To do. Nothing but a number should be given: the count of lines in the data that include the string "Cancel".

Task inputs.

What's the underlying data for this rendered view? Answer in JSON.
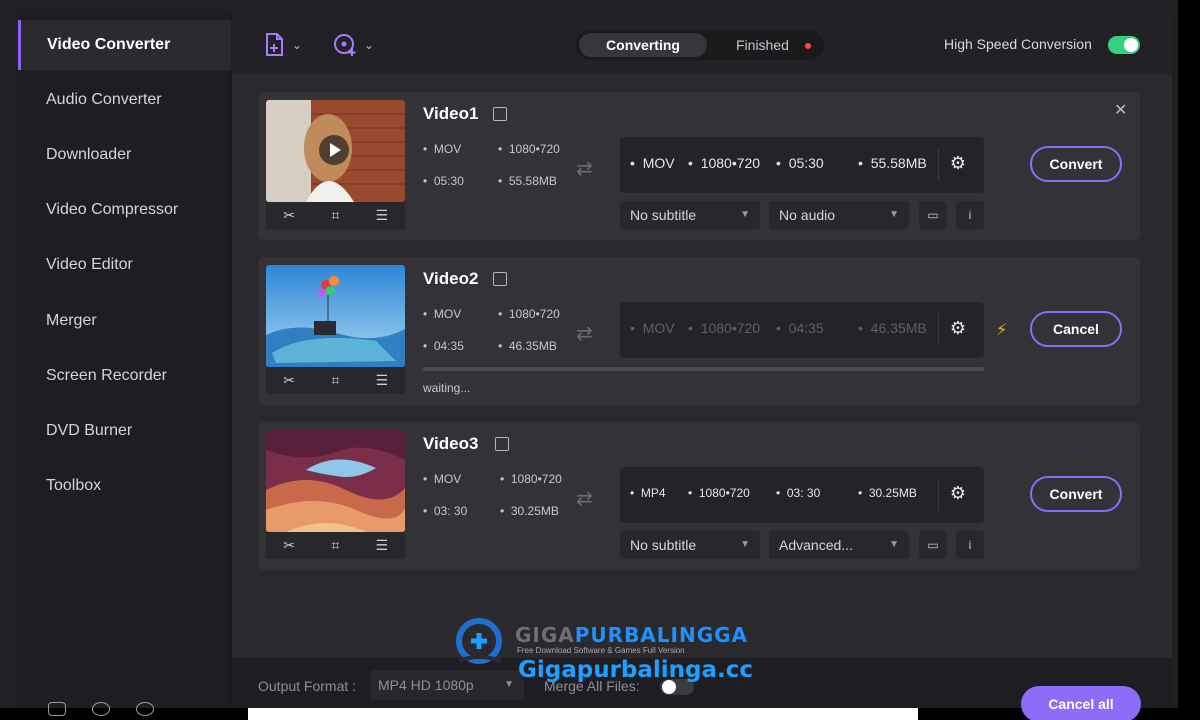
{
  "sidebar": {
    "items": [
      {
        "label": "Video Converter",
        "active": true
      },
      {
        "label": "Audio Converter"
      },
      {
        "label": "Downloader"
      },
      {
        "label": "Video Compressor"
      },
      {
        "label": "Video Editor"
      },
      {
        "label": "Merger"
      },
      {
        "label": "Screen Recorder"
      },
      {
        "label": "DVD Burner"
      },
      {
        "label": "Toolbox"
      }
    ]
  },
  "header": {
    "tab_converting": "Converting",
    "tab_finished": "Finished",
    "high_speed_label": "High Speed Conversion",
    "high_speed_on": true
  },
  "videos": [
    {
      "title": "Video1",
      "src_format": "MOV",
      "src_res": "1080•720",
      "src_duration": "05:30",
      "src_size": "55.58MB",
      "out_format": "MOV",
      "out_res": "1080•720",
      "out_duration": "05:30",
      "out_size": "55.58MB",
      "subtitle": "No subtitle",
      "audio": "No audio",
      "action": "Convert"
    },
    {
      "title": "Video2",
      "src_format": "MOV",
      "src_res": "1080•720",
      "src_duration": "04:35",
      "src_size": "46.35MB",
      "out_format": "MOV",
      "out_res": "1080•720",
      "out_duration": "04:35",
      "out_size": "46.35MB",
      "status": "waiting...",
      "progress": 0,
      "action": "Cancel"
    },
    {
      "title": "Video3",
      "src_format": "MOV",
      "src_res": "1080•720",
      "src_duration": "03: 30",
      "src_size": "30.25MB",
      "out_format": "MP4",
      "out_res": "1080•720",
      "out_duration": "03: 30",
      "out_size": "30.25MB",
      "subtitle": "No subtitle",
      "audio": "Advanced...",
      "action": "Convert"
    }
  ],
  "footer": {
    "output_format_label": "Output Format :",
    "output_format_value": "MP4 HD 1080p",
    "merge_label": "Merge All Files:",
    "merge_on": false,
    "cancel_all": "Cancel all"
  },
  "watermark": {
    "brand_a": "GIGA",
    "brand_b": "PURBALINGGA",
    "tagline": "Free Download Software & Games Full Version",
    "url": "Gigapurbalinga.cc"
  },
  "colors": {
    "accent": "#8e6cf7",
    "toggle_on": "#35d07f",
    "notify_dot": "#ff4a3d",
    "bolt": "#f0b429"
  },
  "icons": {
    "add_file": "add-file-icon",
    "add_dvd": "add-dvd-icon",
    "cut": "scissors-icon",
    "crop": "crop-icon",
    "effects": "sliders-icon",
    "settings": "gear-icon",
    "edit": "edit-icon",
    "close": "close-icon",
    "play": "play-icon",
    "shuffle": "shuffle-icon",
    "subtitle_track": "subtitle-track-icon",
    "info": "info-icon",
    "bolt": "lightning-icon"
  }
}
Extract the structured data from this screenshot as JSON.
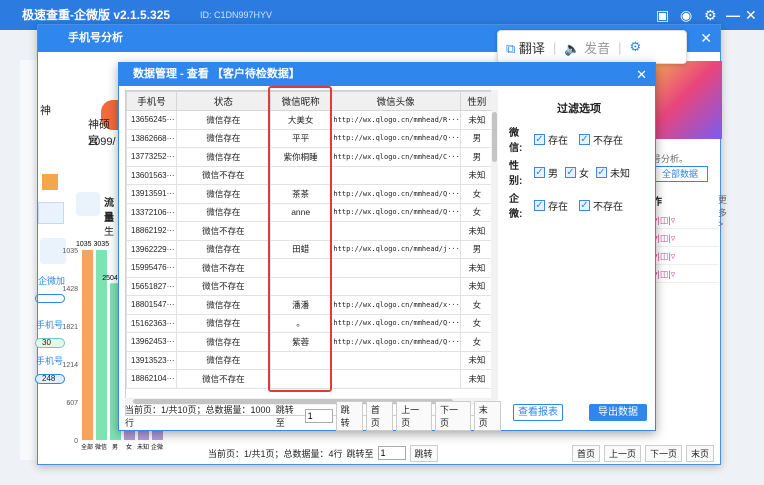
{
  "app": {
    "title": "极速查重-企微版 v2.1.5.325",
    "id_label": "ID: C1DN997HYV"
  },
  "analysis_window": {
    "title": "手机号分析",
    "left_labels": [
      "神",
      "神硕官",
      "2099/",
      "流量",
      "已生"
    ],
    "left_side_items": [
      "企微加",
      "手机号",
      "手机号"
    ],
    "small_badges": [
      "30",
      "248"
    ],
    "right_text": [
      "号分析。",
      "全部数据",
      "作",
      "更多>"
    ],
    "bottom_pager": {
      "info": "当前页：1/共1页；总数据量：4行",
      "jump_label": "跳转至",
      "jump_value": "1",
      "jump_btn": "跳转",
      "first": "首页",
      "prev": "上一页",
      "next": "下一页",
      "last": "末页"
    }
  },
  "translate_bar": {
    "translate": "翻译",
    "speak": "发音"
  },
  "chart_data": {
    "type": "bar",
    "categories": [
      "全部",
      "微信",
      "男",
      "女",
      "未知",
      "企微"
    ],
    "values": [
      3035,
      3035,
      2504,
      180,
      180,
      180
    ],
    "data_labels": [
      "1035 3035",
      "2504"
    ],
    "ytick_labels": [
      "1035",
      "1428",
      "1821",
      "1214",
      "607",
      "0"
    ],
    "xlabel": "",
    "ylabel": ""
  },
  "dialog": {
    "title": "数据管理 - 查看 【客户待检数据】",
    "columns": [
      "手机号",
      "状态",
      "微信昵称",
      "微信头像",
      "性别"
    ],
    "rows": [
      [
        "13656245···",
        "微信存在",
        "大美女",
        "http://wx.qlogo.cn/mmhead/R···",
        "未知"
      ],
      [
        "13862668···",
        "微信存在",
        "平平",
        "http://wx.qlogo.cn/mmhead/Q···",
        "男"
      ],
      [
        "13773252···",
        "微信存在",
        "紫你桐睡",
        "http://wx.qlogo.cn/mmhead/C···",
        "男"
      ],
      [
        "13601563···",
        "微信不存在",
        "",
        "",
        "未知"
      ],
      [
        "13913591···",
        "微信存在",
        "茶茶",
        "http://wx.qlogo.cn/mmhead/Q···",
        "女"
      ],
      [
        "13372106···",
        "微信存在",
        "anne",
        "http://wx.qlogo.cn/mmhead/Q···",
        "女"
      ],
      [
        "18862192···",
        "微信不存在",
        "",
        "",
        "未知"
      ],
      [
        "13962229···",
        "微信存在",
        "田蜡",
        "http://wx.qlogo.cn/mmhead/j···",
        "男"
      ],
      [
        "15995476···",
        "微信不存在",
        "",
        "",
        "未知"
      ],
      [
        "15651827···",
        "微信不存在",
        "",
        "",
        "未知"
      ],
      [
        "18801547···",
        "微信存在",
        "潘潘",
        "http://wx.qlogo.cn/mmhead/x···",
        "女"
      ],
      [
        "15162363···",
        "微信存在",
        "。",
        "http://wx.qlogo.cn/mmhead/Q···",
        "女"
      ],
      [
        "13962453···",
        "微信存在",
        "紫蓉",
        "http://wx.qlogo.cn/mmhead/Q···",
        "女"
      ],
      [
        "13913523···",
        "微信存在",
        "",
        "",
        "未知"
      ],
      [
        "18862104···",
        "微信不存在",
        "",
        "",
        "未知"
      ]
    ],
    "pager": {
      "info": "当前页：1/共10页；总数据量：1000行",
      "jump_label": "跳转至",
      "jump_value": "1",
      "jump_btn": "跳转",
      "first": "首页",
      "prev": "上一页",
      "next": "下一页",
      "last": "末页"
    },
    "filter": {
      "title": "过滤选项",
      "wechat_label": "微信:",
      "wechat_options": [
        "存在",
        "不存在"
      ],
      "gender_label": "性别:",
      "gender_options": [
        "男",
        "女",
        "未知"
      ],
      "corp_label": "企微:",
      "corp_options": [
        "存在",
        "不存在"
      ]
    },
    "view_report_btn": "查看报表",
    "export_btn": "导出数据"
  },
  "colors": {
    "accent": "#2f86ec",
    "highlight_box": "#e03a3a",
    "bar_orange": "#f4a460",
    "bar_green": "#7de3b3",
    "bar_purple": "#b39ddb"
  }
}
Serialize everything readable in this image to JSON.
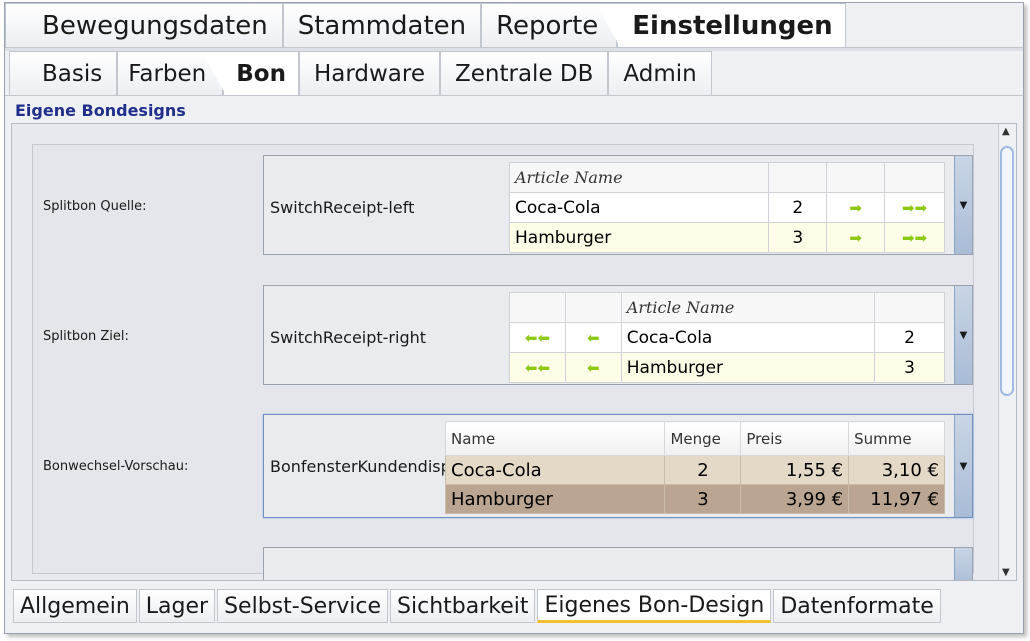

Your response. 2